• Exercise details
Search the entries for the word "Canada" and return every line where it is found.

• Data shown
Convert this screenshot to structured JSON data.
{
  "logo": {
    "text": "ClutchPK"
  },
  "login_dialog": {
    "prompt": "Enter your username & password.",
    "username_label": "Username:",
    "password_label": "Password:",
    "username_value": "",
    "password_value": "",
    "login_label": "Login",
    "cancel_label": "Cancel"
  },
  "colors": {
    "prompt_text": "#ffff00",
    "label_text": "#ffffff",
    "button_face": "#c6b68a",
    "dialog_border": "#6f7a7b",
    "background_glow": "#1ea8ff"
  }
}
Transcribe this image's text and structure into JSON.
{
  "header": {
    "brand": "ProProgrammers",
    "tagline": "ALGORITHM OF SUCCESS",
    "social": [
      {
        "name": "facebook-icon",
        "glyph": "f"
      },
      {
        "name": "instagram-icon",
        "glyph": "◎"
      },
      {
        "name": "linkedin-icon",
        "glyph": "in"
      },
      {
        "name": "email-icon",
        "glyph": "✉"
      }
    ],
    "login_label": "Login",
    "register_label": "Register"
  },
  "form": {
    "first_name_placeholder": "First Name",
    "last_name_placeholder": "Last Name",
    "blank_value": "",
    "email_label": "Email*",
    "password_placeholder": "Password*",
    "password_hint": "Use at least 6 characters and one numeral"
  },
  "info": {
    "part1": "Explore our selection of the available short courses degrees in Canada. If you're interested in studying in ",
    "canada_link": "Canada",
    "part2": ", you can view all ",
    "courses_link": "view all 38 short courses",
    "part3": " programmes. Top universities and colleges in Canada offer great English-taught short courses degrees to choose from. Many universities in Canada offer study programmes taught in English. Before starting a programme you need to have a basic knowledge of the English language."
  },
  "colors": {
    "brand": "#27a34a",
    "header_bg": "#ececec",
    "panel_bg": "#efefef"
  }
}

• Task result
    "part1": "Explore our selection of the available short courses degrees in Canada. If you're interested in studying in ",
    "canada_link": "Canada",
    "part3": " programmes. Top universities and colleges in Canada offer great English-taught short courses degrees to choose from. Many universities in Canada offer study programmes taught in English. Before starting a programme you need to have a basic knowledge of the English language."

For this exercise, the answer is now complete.